Available data: Begin

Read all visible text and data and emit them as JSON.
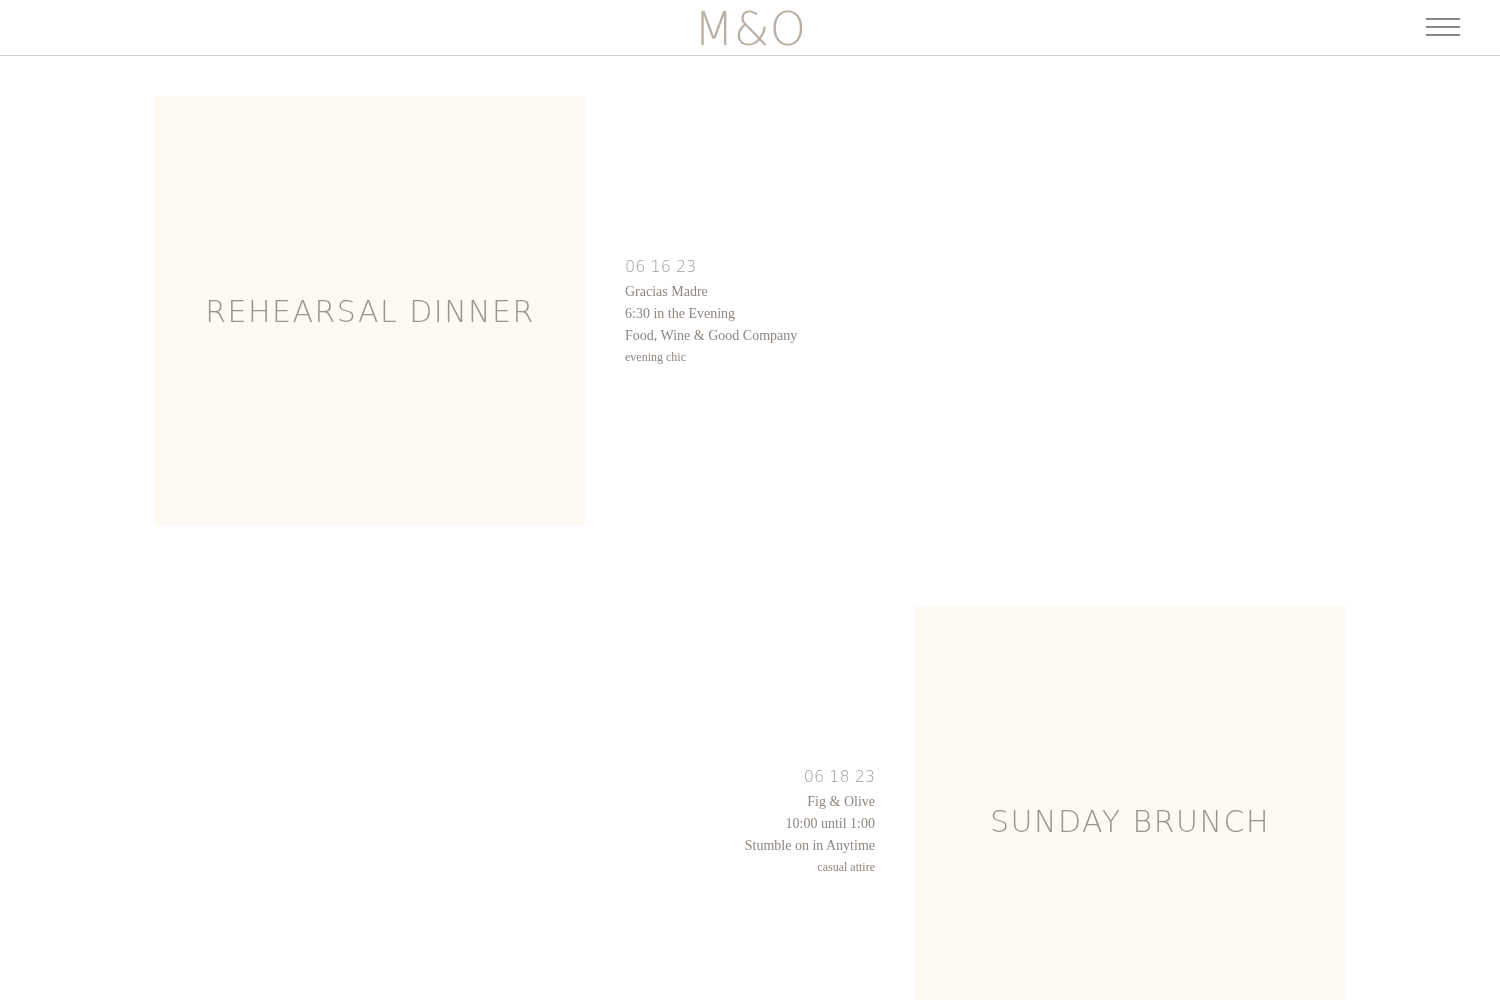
{
  "header": {
    "logo": "M&O"
  },
  "events": [
    {
      "kind": "left",
      "title": "REHEARSAL DINNER",
      "date": "06 16 23",
      "venue": "Gracias Madre",
      "time": "6:30 in the Evening",
      "note": "Food, Wine & Good Company",
      "attire": "evening chic"
    },
    {
      "kind": "right",
      "title": "SUNDAY BRUNCH",
      "date": "06 18 23",
      "venue": "Fig & Olive",
      "time": "10:00 until 1:00",
      "note": "Stumble on in Anytime",
      "attire": "casual attire"
    }
  ]
}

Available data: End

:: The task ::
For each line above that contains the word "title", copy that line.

:: Result ::
      "title": "REHEARSAL DINNER",
      "title": "SUNDAY BRUNCH",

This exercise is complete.